I'm the product of a Catholic high school in the suburbs of Philadelphia. All students at Archbishop Carroll were required to follow a dress code. The girls had a uniform of a white blouse, maroon or gray sweater, and gray plaid skirt. The boys had to wear khakis or dress pants, a dress shirt, necktie, and sport coat.
The dress code wasn't a big deal and it shouldn't have been hard to comply. Nevertheless, I racked up my fair share of dress code violations, usually because I left the house without a tie or sport coat. Eventually, I learned to leave two sport coats and a handful of ties in my locker at all times. Problem solved.

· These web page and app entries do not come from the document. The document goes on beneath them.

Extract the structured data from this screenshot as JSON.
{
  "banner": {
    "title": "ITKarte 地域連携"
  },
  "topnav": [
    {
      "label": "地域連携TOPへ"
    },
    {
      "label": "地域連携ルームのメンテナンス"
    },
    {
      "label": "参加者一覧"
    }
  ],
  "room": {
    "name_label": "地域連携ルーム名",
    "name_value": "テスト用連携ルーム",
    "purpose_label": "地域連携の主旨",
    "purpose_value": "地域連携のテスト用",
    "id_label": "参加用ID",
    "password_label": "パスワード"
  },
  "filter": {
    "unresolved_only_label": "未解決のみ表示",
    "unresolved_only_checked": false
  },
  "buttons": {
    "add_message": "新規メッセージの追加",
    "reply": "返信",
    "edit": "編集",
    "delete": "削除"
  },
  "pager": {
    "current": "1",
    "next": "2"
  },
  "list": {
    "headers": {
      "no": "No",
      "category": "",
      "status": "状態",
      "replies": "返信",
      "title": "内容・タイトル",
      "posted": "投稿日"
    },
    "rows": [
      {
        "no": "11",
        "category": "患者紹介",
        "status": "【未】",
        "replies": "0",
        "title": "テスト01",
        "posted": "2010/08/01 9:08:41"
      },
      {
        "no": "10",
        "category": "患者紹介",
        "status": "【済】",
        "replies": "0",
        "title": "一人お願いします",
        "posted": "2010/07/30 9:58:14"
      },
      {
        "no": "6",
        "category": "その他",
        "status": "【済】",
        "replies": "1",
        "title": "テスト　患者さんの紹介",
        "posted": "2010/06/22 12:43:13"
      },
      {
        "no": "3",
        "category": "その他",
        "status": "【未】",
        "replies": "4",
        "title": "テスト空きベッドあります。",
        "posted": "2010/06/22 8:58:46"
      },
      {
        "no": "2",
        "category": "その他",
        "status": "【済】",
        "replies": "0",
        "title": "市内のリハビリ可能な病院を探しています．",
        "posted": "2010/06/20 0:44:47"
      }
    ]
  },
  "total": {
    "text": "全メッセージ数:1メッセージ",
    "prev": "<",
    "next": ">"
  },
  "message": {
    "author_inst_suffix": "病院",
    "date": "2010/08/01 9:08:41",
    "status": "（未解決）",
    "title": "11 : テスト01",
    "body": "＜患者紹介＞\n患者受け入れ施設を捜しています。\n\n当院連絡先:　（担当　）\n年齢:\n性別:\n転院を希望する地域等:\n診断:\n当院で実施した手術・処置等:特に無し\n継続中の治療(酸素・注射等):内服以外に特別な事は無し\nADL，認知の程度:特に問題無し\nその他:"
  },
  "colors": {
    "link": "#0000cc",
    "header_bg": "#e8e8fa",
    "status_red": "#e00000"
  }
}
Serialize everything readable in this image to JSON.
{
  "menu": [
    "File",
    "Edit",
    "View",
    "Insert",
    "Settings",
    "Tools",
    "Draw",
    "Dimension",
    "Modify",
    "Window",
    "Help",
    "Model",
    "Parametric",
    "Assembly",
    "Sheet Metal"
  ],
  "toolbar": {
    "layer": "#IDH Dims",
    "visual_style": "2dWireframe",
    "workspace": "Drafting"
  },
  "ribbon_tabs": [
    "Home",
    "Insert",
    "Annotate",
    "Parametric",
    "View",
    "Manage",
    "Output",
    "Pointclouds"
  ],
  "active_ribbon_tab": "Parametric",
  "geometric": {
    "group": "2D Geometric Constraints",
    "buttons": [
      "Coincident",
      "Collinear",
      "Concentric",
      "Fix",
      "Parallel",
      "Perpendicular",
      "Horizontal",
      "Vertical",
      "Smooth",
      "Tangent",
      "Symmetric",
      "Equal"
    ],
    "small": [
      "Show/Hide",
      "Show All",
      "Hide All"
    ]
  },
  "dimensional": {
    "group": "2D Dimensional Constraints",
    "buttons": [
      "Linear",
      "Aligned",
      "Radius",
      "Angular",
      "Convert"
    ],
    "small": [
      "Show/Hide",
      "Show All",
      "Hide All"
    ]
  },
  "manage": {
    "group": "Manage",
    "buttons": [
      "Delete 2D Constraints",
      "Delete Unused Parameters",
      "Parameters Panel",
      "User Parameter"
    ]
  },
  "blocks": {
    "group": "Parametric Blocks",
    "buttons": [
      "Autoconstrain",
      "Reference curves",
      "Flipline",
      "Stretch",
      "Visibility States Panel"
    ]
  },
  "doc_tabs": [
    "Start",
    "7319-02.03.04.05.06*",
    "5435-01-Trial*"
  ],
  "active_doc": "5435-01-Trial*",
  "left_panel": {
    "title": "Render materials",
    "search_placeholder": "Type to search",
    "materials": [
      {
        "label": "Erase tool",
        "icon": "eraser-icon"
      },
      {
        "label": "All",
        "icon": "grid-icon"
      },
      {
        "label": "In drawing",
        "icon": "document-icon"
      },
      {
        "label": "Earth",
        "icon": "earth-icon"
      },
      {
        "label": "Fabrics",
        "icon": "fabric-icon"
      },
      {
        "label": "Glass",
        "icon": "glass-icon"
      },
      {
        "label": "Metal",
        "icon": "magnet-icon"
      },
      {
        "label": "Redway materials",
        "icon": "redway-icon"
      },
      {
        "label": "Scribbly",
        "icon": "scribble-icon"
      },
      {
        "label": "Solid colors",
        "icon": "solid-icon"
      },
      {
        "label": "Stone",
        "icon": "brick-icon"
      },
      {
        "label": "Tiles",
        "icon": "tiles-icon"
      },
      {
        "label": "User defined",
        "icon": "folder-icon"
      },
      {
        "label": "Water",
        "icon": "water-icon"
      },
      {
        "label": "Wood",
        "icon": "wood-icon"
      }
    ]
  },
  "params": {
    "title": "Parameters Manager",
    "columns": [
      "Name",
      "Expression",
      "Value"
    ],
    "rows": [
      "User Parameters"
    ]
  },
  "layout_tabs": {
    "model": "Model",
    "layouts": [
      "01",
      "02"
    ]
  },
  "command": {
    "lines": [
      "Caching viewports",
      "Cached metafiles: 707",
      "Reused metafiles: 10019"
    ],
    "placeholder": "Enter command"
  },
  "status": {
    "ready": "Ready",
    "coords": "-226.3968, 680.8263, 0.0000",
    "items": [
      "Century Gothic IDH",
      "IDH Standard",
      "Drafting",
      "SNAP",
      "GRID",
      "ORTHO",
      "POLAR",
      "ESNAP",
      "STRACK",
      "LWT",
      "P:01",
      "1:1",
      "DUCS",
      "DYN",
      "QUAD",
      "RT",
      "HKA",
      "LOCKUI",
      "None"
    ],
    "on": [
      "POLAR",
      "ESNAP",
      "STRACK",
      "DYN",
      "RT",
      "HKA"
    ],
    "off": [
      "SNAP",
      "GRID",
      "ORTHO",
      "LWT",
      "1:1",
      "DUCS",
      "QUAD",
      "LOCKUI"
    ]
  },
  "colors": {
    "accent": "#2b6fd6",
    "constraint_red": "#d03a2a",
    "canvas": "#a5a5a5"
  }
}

My sons attend public schools in Charlotte. Their schools don't require uniforms but do have certain expectations regarding clothing in the classroom. For example, students at my sons' schools are not supposed to wear pants with holes in the knees. They're also not allowed to wear flip-flops. Based on my field research, i.e. sitting in the carpool line, I can tell you that neither one of those rules is strictly enforced. However, a high school in neighboring Tennessee appears to take their dress code quite a bit more seriously, to the point that it doesn't appear to make any sense.
Dickson County High School senior Tori Taylor has been pulled out of classes because two of her crew neck t-shirts did not meet the school's standard for appropriate attire. The official policy states that “students must wear collared or crew neck shirts with sleeves.” No one seems to be able to explain what the problem is with Tori's shirts, except that they weren't "the right cut of a crew neck top." One thing that is clear is that the dress code at Dickson County High School is not clear enough.